There is an odd disconnect going on these days.
Reporting about the private sector is in general terms, “life as usual”. One finds news of great success, like that of Sam Palmisano at IBM. And one finds staggering setbacks, like those that befell RIM in 2011. But the overall mood is optimistic. One sees this in this BI post by Mark Cuban where he hawks his new ebook on how to be a success. For just $2.99! Summing up, while these are hard times, one has a relatively clear view about how to succeed in the private sector and can find role models for shaping a private sector career.
Reporting about the public sector has a very different tone. There are few success stories that capture one’s imagination. One exception is the success of Finnish education policy. But who is talking about it … errr … other than me? And on the single most important policy issue of the day, there is deep confusion about the negative effects of imposing austerity during the ongoing recession. The NYT says
Europe’s leaders braced their nations for a turbulent year, with their beleaguered economies facing a threat on two fronts: widening deficits that force more borrowing but increasing austerity measures that put growth further out of reach.
While this seems to be a recipe for disaster, I find no policy debate about whether imposing austerity is appropriate. Just political blah blah blah. Nor does the media find it odd that the political debate is not better informed by policy making expertise. Krugman writes today that those raging on about debt issues seem not even to understand the difference between public and private debt. Well, that is embarrassing. But we might pause to consider — isn’t this rather basic stuff?
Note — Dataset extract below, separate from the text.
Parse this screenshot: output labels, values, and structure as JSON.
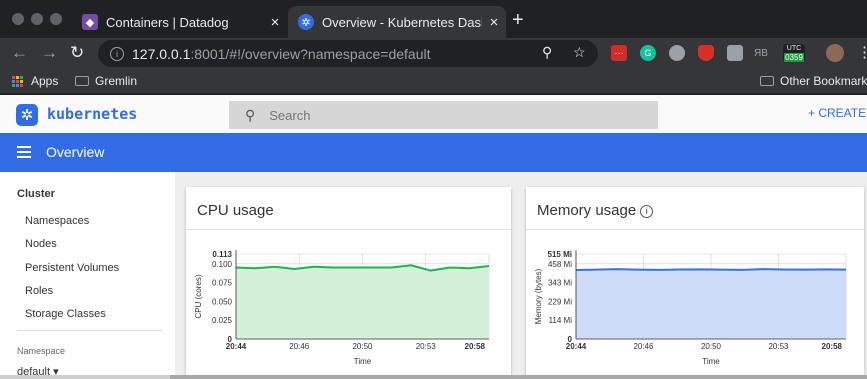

Meanwhile, the political mood grows more sour. Check out, for example, what is going on in Hungary. On a more general level, where are the stories that would speak to the imagination of a young person considering whether start a career in the public sector? Or do we still live within the Reagan world view that “government is the problem”?
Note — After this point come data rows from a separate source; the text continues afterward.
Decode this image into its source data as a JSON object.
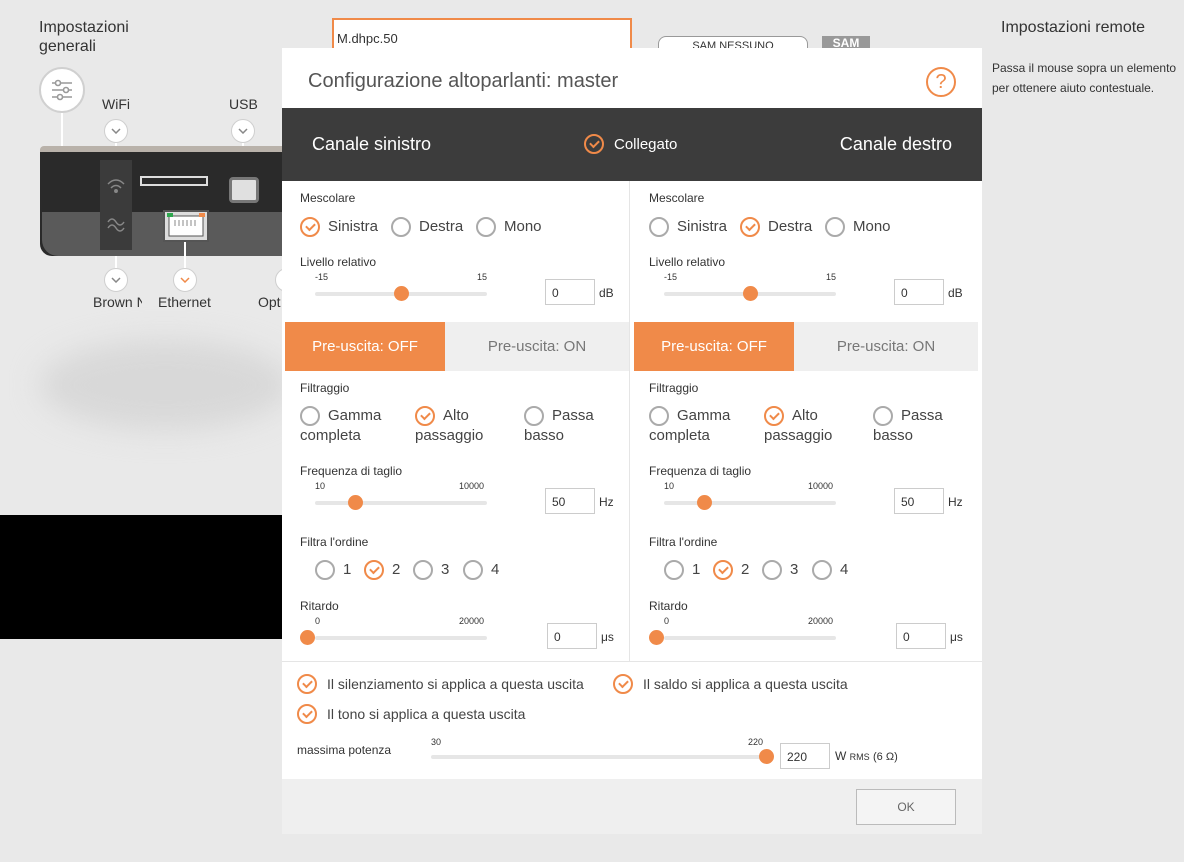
{
  "background": {
    "general_settings": "Impostazioni generali",
    "remote_settings": "Impostazioni remote",
    "help_text": "Passa il mouse sopra un elemento per ottenere aiuto contestuale.",
    "device_name": "M.dhpc.50",
    "sam_button": "SAM NESSUNO",
    "sam_logo": "SAM",
    "ports": {
      "wifi": "WiFi",
      "usb": "USB",
      "brown": "Brown N",
      "ethernet": "Ethernet",
      "optical": "Opt"
    }
  },
  "modal": {
    "title": "Configurazione altoparlanti: master",
    "help": "?",
    "left_channel_title": "Canale sinistro",
    "right_channel_title": "Canale destro",
    "linked_label": "Collegato",
    "labels": {
      "mix": "Mescolare",
      "relative_level": "Livello relativo",
      "filtering": "Filtraggio",
      "cutoff": "Frequenza di taglio",
      "order": "Filtra l'ordine",
      "delay": "Ritardo"
    },
    "mix_options": [
      "Sinistra",
      "Destra",
      "Mono"
    ],
    "filter_options": {
      "full_range_1": "Gamma",
      "full_range_2": "completa",
      "high_pass_1": "Alto",
      "high_pass_2": "passaggio",
      "low_pass_1": "Passa",
      "low_pass_2": "basso"
    },
    "order_options": [
      "1",
      "2",
      "3",
      "4"
    ],
    "pre_out_off": "Pre-uscita: OFF",
    "pre_out_on": "Pre-uscita: ON",
    "scales": {
      "level_min": "-15",
      "level_max": "15",
      "freq_min": "10",
      "freq_max": "10000",
      "delay_min": "0",
      "delay_max": "20000",
      "power_min": "30",
      "power_max": "220"
    },
    "units": {
      "db": "dB",
      "hz": "Hz",
      "us": "μs",
      "w": "W",
      "rms": "RMS",
      "ohm": "(6 Ω)"
    },
    "left": {
      "mix_selected": "Sinistra",
      "level": "0",
      "level_fraction": 0.5,
      "filter_selected": "Alto passaggio",
      "freq": "50",
      "freq_fraction": 0.23,
      "order_selected": "2",
      "delay": "0",
      "delay_fraction": 0.0
    },
    "right": {
      "mix_selected": "Destra",
      "level": "0",
      "level_fraction": 0.5,
      "filter_selected": "Alto passaggio",
      "freq": "50",
      "freq_fraction": 0.23,
      "order_selected": "2",
      "delay": "0",
      "delay_fraction": 0.0
    },
    "checks": {
      "mute": "Il silenziamento si applica a questa uscita",
      "balance": "Il saldo si applica a questa uscita",
      "tone": "Il tono si applica a questa uscita"
    },
    "max_power_label": "massima potenza",
    "max_power": "220",
    "max_power_fraction": 1.0,
    "ok": "OK"
  },
  "colors": {
    "accent": "#f08a49",
    "dark_bar": "#3c3c3c"
  }
}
Should we worry? Sure - if we think there is a proper role for policy making the public sector.
FOLLOW - As a contrast, consider the interests of John Adams back in the 18th century who
(a)t one point … had a standing order with a bookseller to send him nearly anything new on law and government.
These days, there is much more scribbling going on, but one despairs whether there is anything new in law or government that would be worth reading.
2d FOLLOW - A brief clarification - the above is not so much a complaint about the work of those making public sector policy, as a note of concern about media indifference to their important work. We get loads of stories about private sector heroism, but where are the stories about public sector heroism? Are there none? I find that difficult to believe.
3rd FOLLOW - On austerity policy - one could understand that the policy debate in the US would be muted because Reaganonics so politicized budgetary issues. But why is it so muted in Europe? Indeed, while US economic policy debate is nothing to write home about (remember the farcical debate over raising the debt ceiling?), policy making itself has been more effective to date than its European counterpart. And not just from Obama. The first steps were taken by the Bush Administration. Hmmm … wasn’t the European policy making paradise to be achieved by minimizing, or at least managing the role of political debate?